» TASK STATEMENT
From the entries below, count every line that contains the word "data". Please give the number and nothing else.

» MATERIAL SHOWN
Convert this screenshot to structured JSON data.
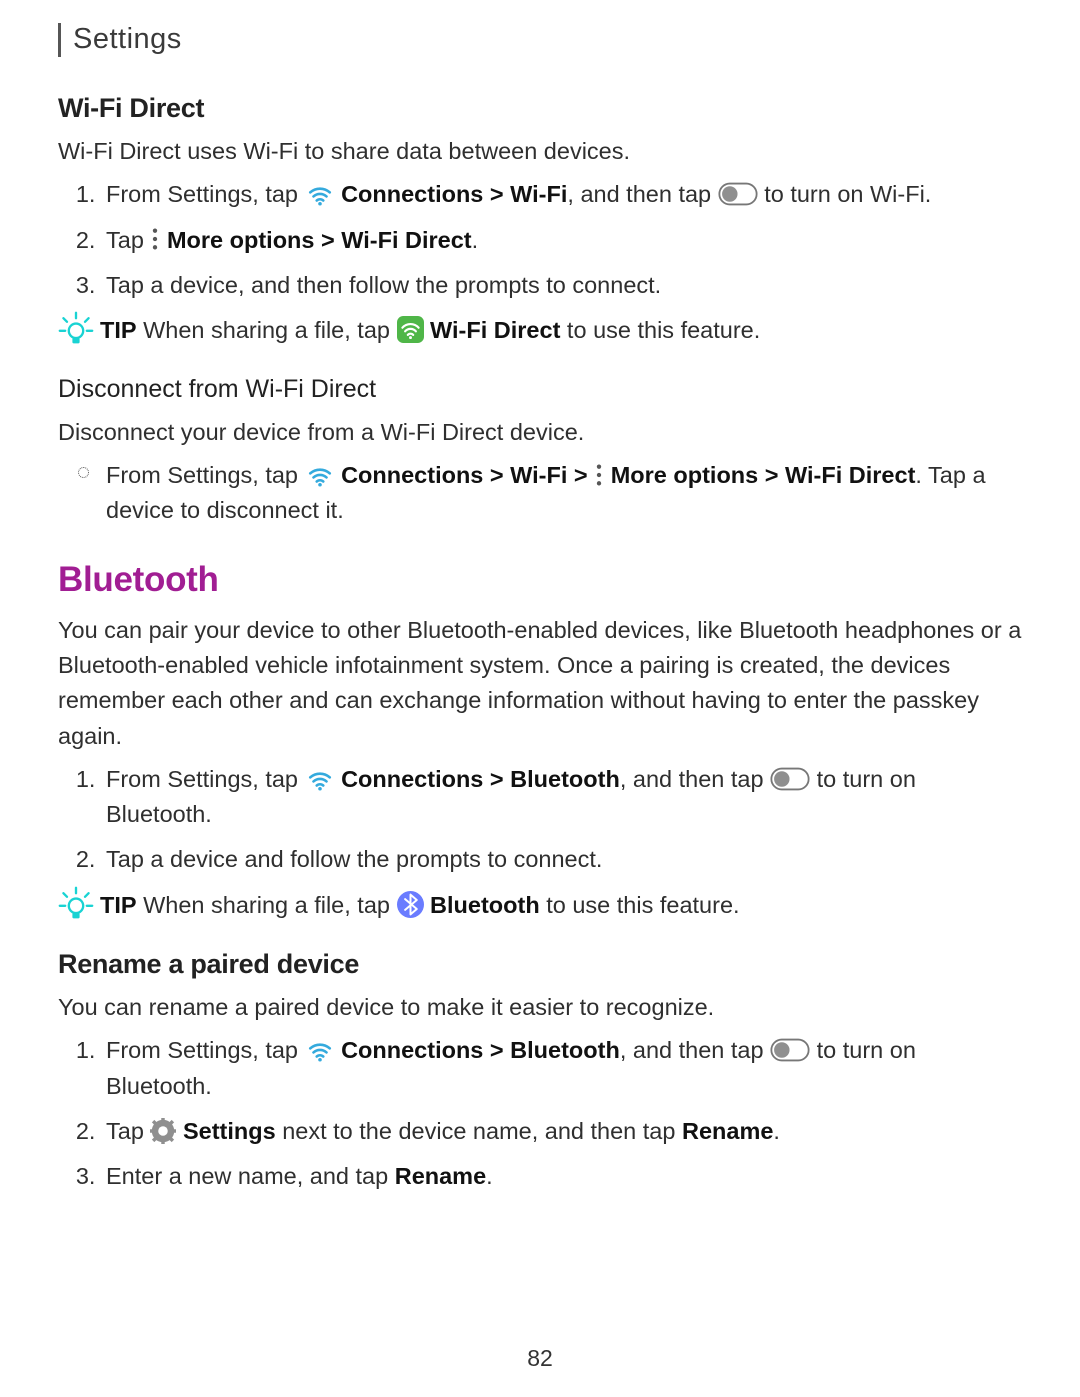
{
  "header": {
    "title": "Settings"
  },
  "wifi_direct": {
    "heading": "Wi-Fi Direct",
    "intro": "Wi-Fi Direct uses Wi-Fi to share data between devices.",
    "steps": {
      "s1_a": "From Settings, tap ",
      "s1_b": "Connections",
      "s1_c": " > ",
      "s1_d": "Wi-Fi",
      "s1_e": ", and then tap ",
      "s1_f": " to turn on Wi-Fi.",
      "s2_a": "Tap ",
      "s2_b": "More options",
      "s2_c": " > ",
      "s2_d": "Wi-Fi Direct",
      "s2_e": ".",
      "s3": "Tap a device, and then follow the prompts to connect."
    },
    "tip": {
      "label": "TIP",
      "a": "  When sharing a file, tap ",
      "b": "Wi-Fi Direct",
      "c": " to use this feature."
    },
    "disconnect": {
      "heading": "Disconnect from Wi-Fi Direct",
      "intro": "Disconnect your device from a Wi-Fi Direct device.",
      "step_a": "From Settings, tap ",
      "step_b": "Connections",
      "step_c": " > ",
      "step_d": "Wi-Fi",
      "step_e": " > ",
      "step_f": "More options",
      "step_g": " > ",
      "step_h": "Wi-Fi Direct",
      "step_i": ". Tap a device to disconnect it."
    }
  },
  "bluetooth": {
    "heading": "Bluetooth",
    "intro": "You can pair your device to other Bluetooth-enabled devices, like Bluetooth headphones or a Bluetooth-enabled vehicle infotainment system. Once a pairing is created, the devices remember each other and can exchange information without having to enter the passkey again.",
    "steps": {
      "s1_a": "From Settings, tap ",
      "s1_b": "Connections",
      "s1_c": " > ",
      "s1_d": "Bluetooth",
      "s1_e": ", and then tap ",
      "s1_f": " to turn on Bluetooth.",
      "s2": "Tap a device and follow the prompts to connect."
    },
    "tip": {
      "label": "TIP",
      "a": "  When sharing a file, tap ",
      "b": "Bluetooth",
      "c": " to use this feature."
    }
  },
  "rename": {
    "heading": "Rename a paired device",
    "intro": "You can rename a paired device to make it easier to recognize.",
    "steps": {
      "s1_a": "From Settings, tap ",
      "s1_b": "Connections",
      "s1_c": " > ",
      "s1_d": "Bluetooth",
      "s1_e": ", and then tap ",
      "s1_f": " to turn on Bluetooth.",
      "s2_a": "Tap ",
      "s2_b": "Settings",
      "s2_c": " next to the device name, and then tap ",
      "s2_d": "Rename",
      "s2_e": ".",
      "s3_a": "Enter a new name, and tap ",
      "s3_b": "Rename",
      "s3_c": "."
    }
  },
  "page_number": "82"
}
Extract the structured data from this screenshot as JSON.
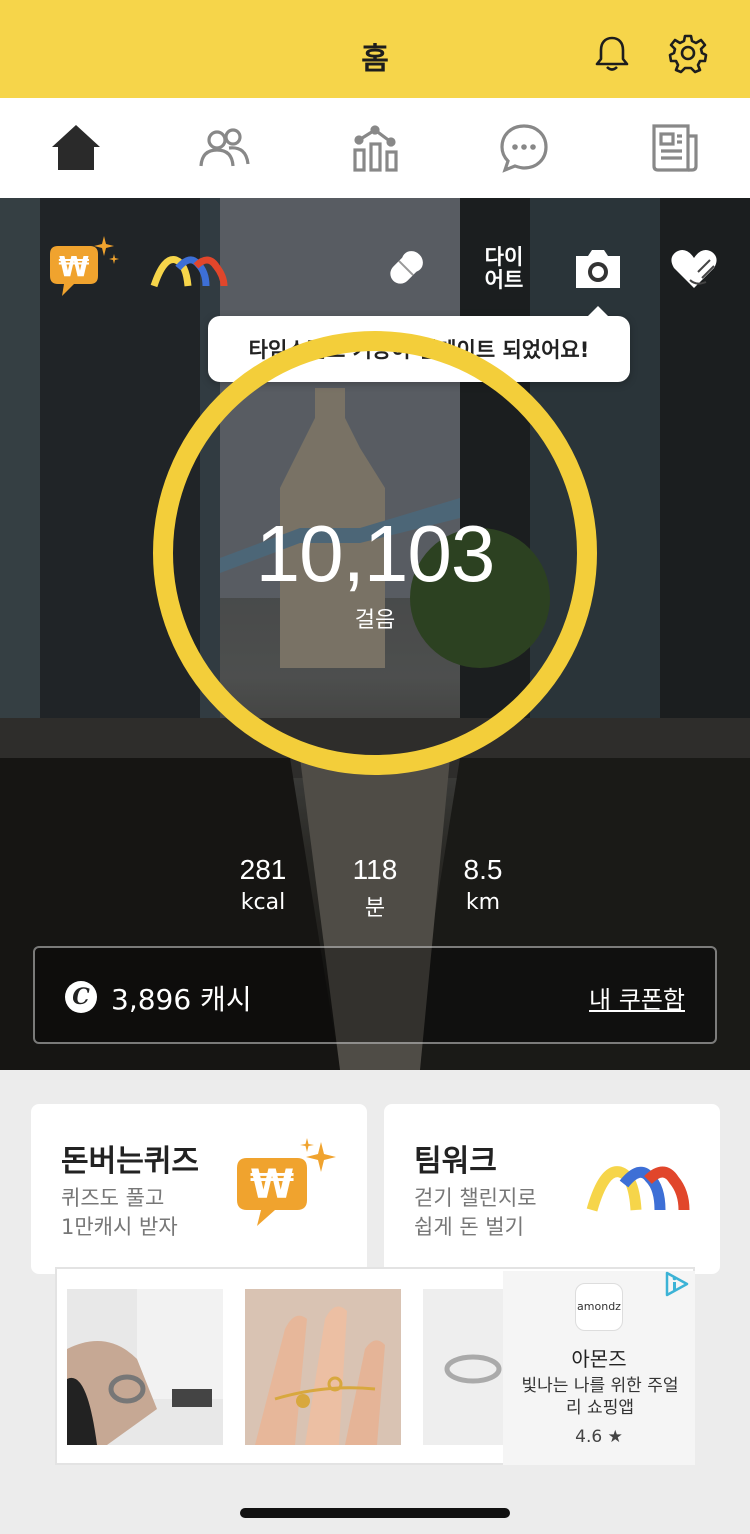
{
  "header": {
    "title": "홈"
  },
  "hero": {
    "diet_label_line1": "다이",
    "diet_label_line2": "어트",
    "tooltip": "타임스탬프 기능이 업데이트 되었어요!",
    "steps": "10,103",
    "steps_unit": "걸음",
    "stats": {
      "kcal_value": "281",
      "kcal_unit": "kcal",
      "minutes_value": "118",
      "minutes_unit": "분",
      "km_value": "8.5",
      "km_unit": "km"
    },
    "cash_coin_letter": "C",
    "cash_value": "3,896 캐시",
    "coupon_link": "내 쿠폰함"
  },
  "cards": [
    {
      "title": "돈버는퀴즈",
      "desc_line1": "퀴즈도 풀고",
      "desc_line2": "1만캐시 받자"
    },
    {
      "title": "팀워크",
      "desc_line1": "걷기 챌린지로",
      "desc_line2": "쉽게 돈 벌기"
    }
  ],
  "ad": {
    "logo_text": "amondz",
    "name": "아몬즈",
    "desc": "빛나는 나를 위한 주얼리 쇼핑앱",
    "rating": "4.6 ★"
  },
  "colors": {
    "brand_yellow": "#f6d54a",
    "ring_yellow": "#f3ce3a",
    "quiz_orange": "#f0a32e"
  }
}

» OUTPUT OF THE EXERCISE
3